I was in the town of Culion for just 8 hours or so. In that time, we had a wonderful crab breakfast, toured the center of town and visited the Municipal Hall and took a quick look at the local marketplace (small and we were there at the wrong time of the day). I also got to see the Museum at the Culion Sanitarium (hospital) and visited the church and did a brief coastal tour in a tricycle. At around 1 p.m., we returned to our hostâ€™s home for lunch. The modest but proud home on the main street of the municipality had a wonderful doorway and wooden stairs that led to the living quarters on the second floor. Made of solid narra planks for the flooring and walls, this home must have stood on the same spot for 50+ years.

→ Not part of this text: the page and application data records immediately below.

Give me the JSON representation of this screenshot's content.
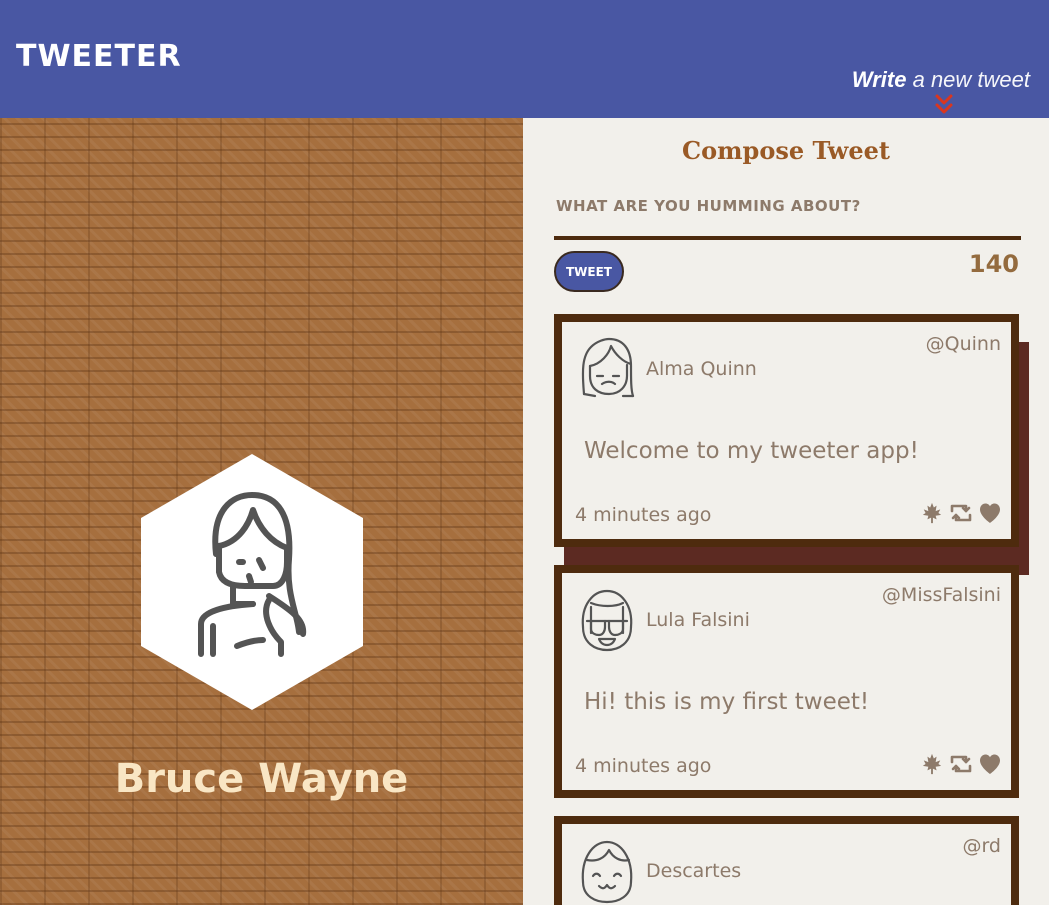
{
  "nav": {
    "brand": "TWEETER",
    "write_strong": "Write",
    "write_rest": " a new tweet",
    "icon": "double-chevron-down-icon",
    "accent_color": "#4957a3",
    "chevron_color": "#d9361f"
  },
  "profile": {
    "name": "Bruce Wayne",
    "avatar_icon": "user-avatar-icon"
  },
  "compose": {
    "title": "Compose Tweet",
    "placeholder": "WHAT ARE YOU HUMMING ABOUT?",
    "button_label": "TWEET",
    "counter": "140"
  },
  "tweets": [
    {
      "display_name": "Alma Quinn",
      "handle": "@Quinn",
      "content": "Welcome to my tweeter app!",
      "timestamp": "4 minutes ago",
      "avatar_icon": "user-avatar-icon"
    },
    {
      "display_name": "Lula Falsini",
      "handle": "@MissFalsini",
      "content": "Hi! this is my first tweet!",
      "timestamp": "4 minutes ago",
      "avatar_icon": "user-avatar-icon"
    },
    {
      "display_name": "Descartes",
      "handle": "@rd",
      "avatar_icon": "user-avatar-icon"
    }
  ]
}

It also always amazes me how so many homeowners in the provinces keep wonderful potted plants in their gardens, bringing a burst of color from flowers of all sorts. It is so civilized. While it was sweltering outside, the home was rather cool, with breezes coming through the large windows and air vents.

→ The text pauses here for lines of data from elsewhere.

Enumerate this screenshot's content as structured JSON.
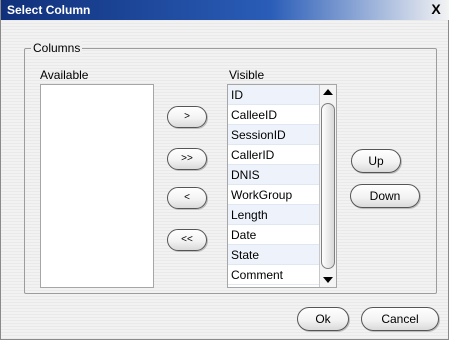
{
  "window": {
    "title": "Select Column",
    "close_glyph": "X"
  },
  "group": {
    "label": "Columns"
  },
  "available": {
    "label": "Available",
    "items": []
  },
  "visible": {
    "label": "Visible",
    "items": [
      "ID",
      "CalleeID",
      "SessionID",
      "CallerID",
      "DNIS",
      "WorkGroup",
      "Length",
      "Date",
      "State",
      "Comment"
    ]
  },
  "move_buttons": {
    "add_one": ">",
    "add_all": ">>",
    "remove_one": "<",
    "remove_all": "<<"
  },
  "order_buttons": {
    "up": "Up",
    "down": "Down"
  },
  "dialog_buttons": {
    "ok": "Ok",
    "cancel": "Cancel"
  },
  "icons": {
    "close": "close-icon",
    "scroll_up": "arrow-up-icon",
    "scroll_down": "arrow-down-icon"
  }
}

I have to admit I was a bit uncomfortable with all of the fuss. Several people were busily preparing lunch and having visitors from Manila was probably messing with their normal ebb and flow. We had a fantastic lunch of fried lapu-lapu (caught just hours before) with a sweet and sour sauce, and some huge squid that were first boiled, then lightly breaded in flour and deep fried on that charcoal stove I featured in an earlier post. The guests were served first and attended to in a manner that makes one understand why Filipinos are almost certainly amongst the most hospitable people in the worldâ€¦ I am used to welcoming people into my own home, and I enjoy cooking for them in a manner that will satisfy and fatten them upâ€¦but my brand of hospitality barely holds a candle to the few hours that I spent in this home in Culion. It was a wonderful experience and my thanks go out to our hosts that dayâ€¦